Instructions for the task: From the data that follows, copy every line holding the string "this".

Records provided:
BEGIN
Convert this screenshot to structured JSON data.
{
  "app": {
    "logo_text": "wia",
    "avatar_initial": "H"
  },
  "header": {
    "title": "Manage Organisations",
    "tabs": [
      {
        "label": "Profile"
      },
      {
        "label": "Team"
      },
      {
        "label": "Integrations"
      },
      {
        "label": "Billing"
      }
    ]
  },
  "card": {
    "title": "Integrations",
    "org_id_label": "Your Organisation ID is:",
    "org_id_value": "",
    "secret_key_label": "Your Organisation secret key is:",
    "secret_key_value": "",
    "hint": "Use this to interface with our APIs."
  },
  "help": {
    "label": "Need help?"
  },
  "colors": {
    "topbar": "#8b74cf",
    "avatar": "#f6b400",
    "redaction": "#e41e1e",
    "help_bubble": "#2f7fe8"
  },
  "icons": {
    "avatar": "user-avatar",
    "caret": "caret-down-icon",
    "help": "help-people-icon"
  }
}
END
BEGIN
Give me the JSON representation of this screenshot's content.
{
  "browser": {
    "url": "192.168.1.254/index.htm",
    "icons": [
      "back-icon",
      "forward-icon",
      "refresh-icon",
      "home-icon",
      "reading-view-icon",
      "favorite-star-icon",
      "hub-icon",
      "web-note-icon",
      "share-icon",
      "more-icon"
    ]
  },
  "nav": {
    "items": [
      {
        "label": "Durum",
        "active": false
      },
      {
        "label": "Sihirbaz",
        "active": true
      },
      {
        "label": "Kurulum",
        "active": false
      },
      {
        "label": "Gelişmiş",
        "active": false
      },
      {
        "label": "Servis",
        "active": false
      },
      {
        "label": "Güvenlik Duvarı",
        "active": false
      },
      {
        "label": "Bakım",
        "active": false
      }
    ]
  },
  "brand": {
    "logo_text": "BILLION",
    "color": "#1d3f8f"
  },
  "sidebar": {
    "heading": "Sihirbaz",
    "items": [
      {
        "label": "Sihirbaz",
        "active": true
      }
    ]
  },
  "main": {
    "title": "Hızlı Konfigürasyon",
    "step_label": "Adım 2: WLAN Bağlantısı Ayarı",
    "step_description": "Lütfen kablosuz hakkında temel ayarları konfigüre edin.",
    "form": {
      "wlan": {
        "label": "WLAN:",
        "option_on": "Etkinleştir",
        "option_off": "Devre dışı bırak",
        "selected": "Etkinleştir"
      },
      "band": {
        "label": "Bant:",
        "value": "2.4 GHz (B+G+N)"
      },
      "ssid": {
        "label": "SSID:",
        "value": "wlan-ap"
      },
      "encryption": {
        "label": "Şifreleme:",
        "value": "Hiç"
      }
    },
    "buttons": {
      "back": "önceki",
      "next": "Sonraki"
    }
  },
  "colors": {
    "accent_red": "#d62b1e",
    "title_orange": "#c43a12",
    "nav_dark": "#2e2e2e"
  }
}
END
Exercise solution:
Convert this screenshot to structured JSON data.
    "hint": "Use this to interface with our APIs."
Give me the JSON representation of this screenshot's content.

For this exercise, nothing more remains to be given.